All of the Egyptian soldiers die and the COI see their corpses wash up to shore and see the awesome power of their new boyfriend who they really better not piss off. 

by Brendan Powell Smith. all rights reserved "The Brick Testament" 

Chapter 15: 

The COI sing a grisly victory song in God’s name. There’s a whole lot of lines about God throwing Egyptians in the sea and their bodies sinking like stones. Here are some highlights:

Pharaoh’s chariots and his army he hurled into the sea

The deep sea covered them; they sank into the deep waters like a stone

you overthrow  your opponents; you send out your hot anger; it burns them up like straw

Then Aaron/Moses’s sister Miriam sings gets really into it and grabs herself a tambourine with all the other women. Presumably because singing the song celebrating the grisly drowning of hundreds of people with the men would be sinful. 

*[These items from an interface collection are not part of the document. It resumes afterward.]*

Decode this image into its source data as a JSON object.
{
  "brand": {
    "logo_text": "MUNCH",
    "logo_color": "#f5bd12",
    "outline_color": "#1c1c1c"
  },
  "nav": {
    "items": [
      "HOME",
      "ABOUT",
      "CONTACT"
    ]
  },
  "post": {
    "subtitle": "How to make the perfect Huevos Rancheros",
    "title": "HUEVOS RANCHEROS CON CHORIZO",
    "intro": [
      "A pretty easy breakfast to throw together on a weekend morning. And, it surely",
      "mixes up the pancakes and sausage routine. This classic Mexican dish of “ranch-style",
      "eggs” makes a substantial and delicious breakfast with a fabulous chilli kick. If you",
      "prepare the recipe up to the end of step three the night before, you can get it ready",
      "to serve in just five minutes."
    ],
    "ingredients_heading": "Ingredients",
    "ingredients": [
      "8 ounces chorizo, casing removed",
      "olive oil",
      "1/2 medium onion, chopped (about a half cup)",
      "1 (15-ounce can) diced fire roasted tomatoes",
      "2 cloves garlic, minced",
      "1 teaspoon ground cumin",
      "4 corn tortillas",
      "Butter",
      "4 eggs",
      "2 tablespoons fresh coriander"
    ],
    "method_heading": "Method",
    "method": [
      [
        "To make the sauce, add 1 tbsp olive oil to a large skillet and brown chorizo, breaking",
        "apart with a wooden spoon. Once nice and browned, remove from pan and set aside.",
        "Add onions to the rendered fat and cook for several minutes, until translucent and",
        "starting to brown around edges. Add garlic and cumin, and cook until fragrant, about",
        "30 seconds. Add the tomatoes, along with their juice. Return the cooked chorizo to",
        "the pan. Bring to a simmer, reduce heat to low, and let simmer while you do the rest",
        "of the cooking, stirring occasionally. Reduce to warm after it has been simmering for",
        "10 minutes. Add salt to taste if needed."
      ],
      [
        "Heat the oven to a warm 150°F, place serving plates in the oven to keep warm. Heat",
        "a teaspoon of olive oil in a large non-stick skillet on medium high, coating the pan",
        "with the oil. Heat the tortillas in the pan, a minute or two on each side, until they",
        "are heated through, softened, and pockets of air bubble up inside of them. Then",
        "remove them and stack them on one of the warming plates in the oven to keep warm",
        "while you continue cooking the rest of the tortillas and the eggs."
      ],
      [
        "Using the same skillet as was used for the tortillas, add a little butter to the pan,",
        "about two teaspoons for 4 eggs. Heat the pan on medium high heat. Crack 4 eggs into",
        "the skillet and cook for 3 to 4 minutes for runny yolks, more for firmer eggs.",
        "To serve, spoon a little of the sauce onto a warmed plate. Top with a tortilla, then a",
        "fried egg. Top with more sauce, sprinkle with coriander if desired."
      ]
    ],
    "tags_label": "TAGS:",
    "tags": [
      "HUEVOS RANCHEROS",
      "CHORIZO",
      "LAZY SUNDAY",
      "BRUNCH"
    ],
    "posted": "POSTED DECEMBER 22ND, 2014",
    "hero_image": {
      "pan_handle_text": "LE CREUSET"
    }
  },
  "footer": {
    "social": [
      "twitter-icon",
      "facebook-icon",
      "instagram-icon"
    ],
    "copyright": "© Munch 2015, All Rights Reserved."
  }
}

It doesn’t take long for the celebrations to end and for the COI to get whiny again. They have nothing to drink for 3 days until they come upon Marah who’s water was bitter. God throws a tree in the water that sweetens it up then says more stuff that sounds like something an abusive boyfriend might say: 

If you are careful to obey the LORD your God, do what God thinks is right, pay attention to his commandments, and keep all of his regulations. then I won’t bring on you any of the diseases that I brought on the Egyptians. I am the LORD who heals you.” 

As long as you don’t talk back like my ex-girlfriend did, I’ll take care of you baby. 

Chapter 16:

The COI continue to bitch:

Oh, how we wish that the LORD had just put us to death while we were still in the land of Egypt. There we could sit by the pots cooking meat and eat our fill of bread. Instead, you’ve brought us out into this desert to starve this whole assembly to death.” 

Hebrews really don’t like hiking. 

God tells Moses that he’s going to make it rain bread but they can only gather enough to last for the day. He really likes his little food tests. He tells the people that he will give them enough bread in the morning to last them for the day and give them meat at night. Moses lets them know that they shouldn’t try to save any extra, to only gather and eat what they need for the day. Some of them don’t listen, of course, and try to save the bread for the next day only to find it covered with worms. On the 6th day, God gives them enough food to last for 2 days because he is going to take a break on the 7th day, the Sabbath, and they should all take a break and stay inside too. Some people don’t listen, and try to go out on the break day to gather food and find nothing. God’s all “Why the fuck don’t they listen?” to Moses. 

Anyway this goes on for 40 years. The COI eats the special bread called Mana for 40 years. This is still preferable to 7 years of eating corn